- WORK INSTRUCTIONS -
Those lines of the records that contain "androidnext" are to be located and copied.

**** DATA

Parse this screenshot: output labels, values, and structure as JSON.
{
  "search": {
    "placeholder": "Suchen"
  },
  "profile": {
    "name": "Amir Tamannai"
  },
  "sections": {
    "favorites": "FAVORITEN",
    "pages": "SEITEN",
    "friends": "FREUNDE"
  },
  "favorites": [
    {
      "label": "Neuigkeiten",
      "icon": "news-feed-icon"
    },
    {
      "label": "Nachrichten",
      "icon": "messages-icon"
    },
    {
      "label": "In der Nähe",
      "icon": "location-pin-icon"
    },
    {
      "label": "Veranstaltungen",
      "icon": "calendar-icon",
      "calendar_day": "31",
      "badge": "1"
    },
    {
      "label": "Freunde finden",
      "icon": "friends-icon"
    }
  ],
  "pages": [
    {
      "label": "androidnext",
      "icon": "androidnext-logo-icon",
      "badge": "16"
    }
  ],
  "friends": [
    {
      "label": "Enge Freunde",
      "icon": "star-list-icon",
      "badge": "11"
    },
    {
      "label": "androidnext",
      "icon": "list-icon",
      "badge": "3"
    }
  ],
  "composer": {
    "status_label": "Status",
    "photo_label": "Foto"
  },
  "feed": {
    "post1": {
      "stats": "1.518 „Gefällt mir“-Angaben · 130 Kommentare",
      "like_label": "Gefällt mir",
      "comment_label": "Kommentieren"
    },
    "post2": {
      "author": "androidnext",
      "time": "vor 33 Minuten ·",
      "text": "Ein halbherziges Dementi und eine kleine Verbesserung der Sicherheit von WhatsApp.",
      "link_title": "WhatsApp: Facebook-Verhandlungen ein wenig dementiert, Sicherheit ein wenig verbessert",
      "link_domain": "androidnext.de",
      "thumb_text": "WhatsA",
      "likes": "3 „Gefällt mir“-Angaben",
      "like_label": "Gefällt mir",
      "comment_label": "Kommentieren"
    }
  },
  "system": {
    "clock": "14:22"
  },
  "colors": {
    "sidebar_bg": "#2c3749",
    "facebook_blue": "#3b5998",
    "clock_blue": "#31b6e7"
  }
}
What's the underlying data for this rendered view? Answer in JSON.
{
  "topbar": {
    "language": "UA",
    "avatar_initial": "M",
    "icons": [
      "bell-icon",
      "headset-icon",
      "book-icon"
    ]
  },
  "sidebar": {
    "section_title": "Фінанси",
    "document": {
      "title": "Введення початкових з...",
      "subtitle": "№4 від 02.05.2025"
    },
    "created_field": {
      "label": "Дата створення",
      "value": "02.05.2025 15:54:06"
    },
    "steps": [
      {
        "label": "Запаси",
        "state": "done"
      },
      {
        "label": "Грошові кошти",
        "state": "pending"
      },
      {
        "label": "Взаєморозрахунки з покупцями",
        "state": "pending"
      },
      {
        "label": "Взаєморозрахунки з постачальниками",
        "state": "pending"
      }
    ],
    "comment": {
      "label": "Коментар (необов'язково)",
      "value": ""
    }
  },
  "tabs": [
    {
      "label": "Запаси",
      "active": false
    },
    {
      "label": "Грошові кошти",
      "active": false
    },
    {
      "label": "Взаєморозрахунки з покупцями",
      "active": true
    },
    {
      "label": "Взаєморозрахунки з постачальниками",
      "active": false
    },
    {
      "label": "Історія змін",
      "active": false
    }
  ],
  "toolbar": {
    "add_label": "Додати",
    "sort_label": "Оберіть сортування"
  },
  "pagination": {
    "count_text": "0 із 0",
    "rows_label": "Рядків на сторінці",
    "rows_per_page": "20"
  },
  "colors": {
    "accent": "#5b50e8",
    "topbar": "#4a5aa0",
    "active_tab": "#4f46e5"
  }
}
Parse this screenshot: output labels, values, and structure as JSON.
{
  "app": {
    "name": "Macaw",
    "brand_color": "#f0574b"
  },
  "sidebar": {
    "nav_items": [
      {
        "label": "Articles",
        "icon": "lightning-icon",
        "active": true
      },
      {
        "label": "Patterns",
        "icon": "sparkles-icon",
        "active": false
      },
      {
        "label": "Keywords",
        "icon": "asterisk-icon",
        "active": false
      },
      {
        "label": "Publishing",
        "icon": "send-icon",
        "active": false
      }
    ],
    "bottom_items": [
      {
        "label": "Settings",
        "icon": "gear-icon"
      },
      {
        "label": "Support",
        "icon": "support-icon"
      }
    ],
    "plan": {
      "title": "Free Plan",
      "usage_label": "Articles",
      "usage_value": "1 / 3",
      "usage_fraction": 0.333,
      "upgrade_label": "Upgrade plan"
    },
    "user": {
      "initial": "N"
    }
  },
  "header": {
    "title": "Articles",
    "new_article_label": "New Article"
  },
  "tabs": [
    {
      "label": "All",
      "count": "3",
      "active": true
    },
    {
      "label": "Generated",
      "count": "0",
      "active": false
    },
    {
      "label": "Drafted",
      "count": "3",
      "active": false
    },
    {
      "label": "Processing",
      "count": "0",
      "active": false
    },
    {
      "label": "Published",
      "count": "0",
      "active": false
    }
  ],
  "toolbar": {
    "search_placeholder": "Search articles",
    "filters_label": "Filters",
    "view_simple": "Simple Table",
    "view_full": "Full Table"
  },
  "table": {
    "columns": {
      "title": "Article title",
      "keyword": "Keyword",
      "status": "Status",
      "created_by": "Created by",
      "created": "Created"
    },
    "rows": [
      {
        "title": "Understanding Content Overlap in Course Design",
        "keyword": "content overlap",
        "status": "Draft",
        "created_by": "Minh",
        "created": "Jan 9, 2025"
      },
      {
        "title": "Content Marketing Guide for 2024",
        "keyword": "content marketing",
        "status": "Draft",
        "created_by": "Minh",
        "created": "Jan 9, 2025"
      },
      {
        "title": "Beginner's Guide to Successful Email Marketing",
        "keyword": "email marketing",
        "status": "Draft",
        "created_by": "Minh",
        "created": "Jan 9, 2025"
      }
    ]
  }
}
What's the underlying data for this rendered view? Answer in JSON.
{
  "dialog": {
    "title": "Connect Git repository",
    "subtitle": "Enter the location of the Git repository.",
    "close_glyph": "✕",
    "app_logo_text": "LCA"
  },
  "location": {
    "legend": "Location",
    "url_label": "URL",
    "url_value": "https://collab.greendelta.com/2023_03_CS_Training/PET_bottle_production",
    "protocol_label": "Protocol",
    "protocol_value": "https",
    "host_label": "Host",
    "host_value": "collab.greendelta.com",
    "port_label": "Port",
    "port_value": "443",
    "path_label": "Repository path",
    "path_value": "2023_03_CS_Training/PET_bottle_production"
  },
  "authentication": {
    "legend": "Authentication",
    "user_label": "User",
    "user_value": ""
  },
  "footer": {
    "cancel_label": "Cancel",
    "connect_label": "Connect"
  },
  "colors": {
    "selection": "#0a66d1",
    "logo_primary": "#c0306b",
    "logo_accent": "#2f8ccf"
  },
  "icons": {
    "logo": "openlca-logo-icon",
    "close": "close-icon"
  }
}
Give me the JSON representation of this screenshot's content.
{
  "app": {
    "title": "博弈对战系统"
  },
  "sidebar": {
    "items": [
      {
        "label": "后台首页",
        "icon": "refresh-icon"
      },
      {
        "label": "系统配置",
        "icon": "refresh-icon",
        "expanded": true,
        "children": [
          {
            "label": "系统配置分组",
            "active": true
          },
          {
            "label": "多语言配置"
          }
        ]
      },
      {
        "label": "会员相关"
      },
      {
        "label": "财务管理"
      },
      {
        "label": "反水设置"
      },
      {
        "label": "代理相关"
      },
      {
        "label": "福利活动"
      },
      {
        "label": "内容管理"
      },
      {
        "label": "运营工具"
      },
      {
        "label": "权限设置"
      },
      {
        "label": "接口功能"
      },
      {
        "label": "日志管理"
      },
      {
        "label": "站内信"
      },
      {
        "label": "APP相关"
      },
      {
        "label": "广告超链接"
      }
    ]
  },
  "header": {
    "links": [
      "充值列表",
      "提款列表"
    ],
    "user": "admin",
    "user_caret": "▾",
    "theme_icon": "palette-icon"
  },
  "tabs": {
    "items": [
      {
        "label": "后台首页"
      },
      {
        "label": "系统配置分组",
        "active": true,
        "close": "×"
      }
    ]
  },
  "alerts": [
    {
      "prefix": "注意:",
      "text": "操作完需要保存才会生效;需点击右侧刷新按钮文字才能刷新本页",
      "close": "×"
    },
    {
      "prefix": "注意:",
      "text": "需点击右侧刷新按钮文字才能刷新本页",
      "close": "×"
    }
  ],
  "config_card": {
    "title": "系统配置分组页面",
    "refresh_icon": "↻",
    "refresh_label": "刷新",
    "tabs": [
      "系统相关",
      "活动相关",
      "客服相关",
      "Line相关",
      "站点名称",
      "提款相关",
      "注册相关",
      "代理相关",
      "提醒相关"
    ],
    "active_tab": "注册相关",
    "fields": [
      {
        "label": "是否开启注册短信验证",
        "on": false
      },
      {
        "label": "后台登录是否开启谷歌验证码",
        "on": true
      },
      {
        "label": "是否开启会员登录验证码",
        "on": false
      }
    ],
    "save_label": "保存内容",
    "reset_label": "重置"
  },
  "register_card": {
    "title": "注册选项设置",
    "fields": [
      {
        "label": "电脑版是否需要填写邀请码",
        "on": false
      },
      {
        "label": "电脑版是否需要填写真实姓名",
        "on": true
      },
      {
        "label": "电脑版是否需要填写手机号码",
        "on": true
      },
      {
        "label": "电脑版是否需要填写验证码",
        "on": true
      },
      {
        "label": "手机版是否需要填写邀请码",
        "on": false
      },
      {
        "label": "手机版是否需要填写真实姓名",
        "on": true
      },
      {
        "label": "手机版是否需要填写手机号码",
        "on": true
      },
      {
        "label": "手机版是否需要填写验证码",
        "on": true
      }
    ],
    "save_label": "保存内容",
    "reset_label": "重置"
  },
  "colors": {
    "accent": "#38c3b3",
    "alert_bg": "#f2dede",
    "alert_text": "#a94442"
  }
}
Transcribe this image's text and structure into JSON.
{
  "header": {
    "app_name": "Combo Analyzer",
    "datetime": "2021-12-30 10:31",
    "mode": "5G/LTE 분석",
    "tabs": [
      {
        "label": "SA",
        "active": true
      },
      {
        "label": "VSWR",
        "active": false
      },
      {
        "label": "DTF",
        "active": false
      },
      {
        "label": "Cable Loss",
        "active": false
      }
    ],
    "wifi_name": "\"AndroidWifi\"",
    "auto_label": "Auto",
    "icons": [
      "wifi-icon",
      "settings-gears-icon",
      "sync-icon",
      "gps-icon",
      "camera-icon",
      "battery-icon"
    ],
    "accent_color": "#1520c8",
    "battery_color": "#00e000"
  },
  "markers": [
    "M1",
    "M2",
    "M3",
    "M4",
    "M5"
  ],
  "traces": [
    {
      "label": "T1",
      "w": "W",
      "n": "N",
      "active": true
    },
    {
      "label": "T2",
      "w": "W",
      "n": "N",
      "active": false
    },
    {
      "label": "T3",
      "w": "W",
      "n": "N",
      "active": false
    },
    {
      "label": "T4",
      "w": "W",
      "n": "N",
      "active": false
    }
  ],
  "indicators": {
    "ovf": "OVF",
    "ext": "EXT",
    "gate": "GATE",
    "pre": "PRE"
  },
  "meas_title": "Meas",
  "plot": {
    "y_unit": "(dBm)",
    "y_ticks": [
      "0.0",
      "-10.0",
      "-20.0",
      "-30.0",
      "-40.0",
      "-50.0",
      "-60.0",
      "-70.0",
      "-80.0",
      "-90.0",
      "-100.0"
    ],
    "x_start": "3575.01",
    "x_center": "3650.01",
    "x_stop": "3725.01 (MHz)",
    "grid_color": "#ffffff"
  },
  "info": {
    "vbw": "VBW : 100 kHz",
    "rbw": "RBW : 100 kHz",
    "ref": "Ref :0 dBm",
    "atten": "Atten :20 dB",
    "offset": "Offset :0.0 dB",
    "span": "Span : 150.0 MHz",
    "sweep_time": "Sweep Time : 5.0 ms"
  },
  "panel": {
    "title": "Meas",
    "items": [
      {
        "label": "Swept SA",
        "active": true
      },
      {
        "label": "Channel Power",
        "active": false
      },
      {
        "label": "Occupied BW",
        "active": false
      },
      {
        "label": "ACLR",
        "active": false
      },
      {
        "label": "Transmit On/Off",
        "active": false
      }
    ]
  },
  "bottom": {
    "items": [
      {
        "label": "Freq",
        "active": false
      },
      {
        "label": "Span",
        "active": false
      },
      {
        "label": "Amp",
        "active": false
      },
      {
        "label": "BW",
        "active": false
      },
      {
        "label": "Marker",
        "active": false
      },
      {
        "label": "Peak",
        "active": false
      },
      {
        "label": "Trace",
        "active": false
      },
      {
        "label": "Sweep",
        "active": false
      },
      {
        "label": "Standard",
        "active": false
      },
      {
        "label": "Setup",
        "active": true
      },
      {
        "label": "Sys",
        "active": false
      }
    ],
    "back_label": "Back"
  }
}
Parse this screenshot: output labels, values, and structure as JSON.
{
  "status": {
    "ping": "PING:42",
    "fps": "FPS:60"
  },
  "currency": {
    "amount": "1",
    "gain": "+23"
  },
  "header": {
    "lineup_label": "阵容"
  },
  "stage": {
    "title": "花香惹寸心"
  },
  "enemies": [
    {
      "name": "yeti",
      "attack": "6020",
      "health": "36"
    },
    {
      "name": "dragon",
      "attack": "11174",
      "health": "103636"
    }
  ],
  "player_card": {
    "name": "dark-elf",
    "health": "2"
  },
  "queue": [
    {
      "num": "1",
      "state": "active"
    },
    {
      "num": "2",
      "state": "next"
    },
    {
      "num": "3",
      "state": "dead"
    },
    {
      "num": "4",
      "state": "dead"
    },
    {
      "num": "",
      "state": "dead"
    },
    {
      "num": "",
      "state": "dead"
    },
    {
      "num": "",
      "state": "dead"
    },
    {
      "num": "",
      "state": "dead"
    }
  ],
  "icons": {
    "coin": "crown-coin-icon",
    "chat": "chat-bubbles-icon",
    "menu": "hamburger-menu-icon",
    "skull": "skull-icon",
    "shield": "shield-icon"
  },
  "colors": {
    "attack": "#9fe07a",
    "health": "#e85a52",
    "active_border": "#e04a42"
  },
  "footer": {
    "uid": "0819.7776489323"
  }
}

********

- SOLUTION -
      "label": "androidnext",
      "icon": "androidnext-logo-icon",
      "label": "androidnext",
      "author": "androidnext",
      "link_domain": "androidnext.de",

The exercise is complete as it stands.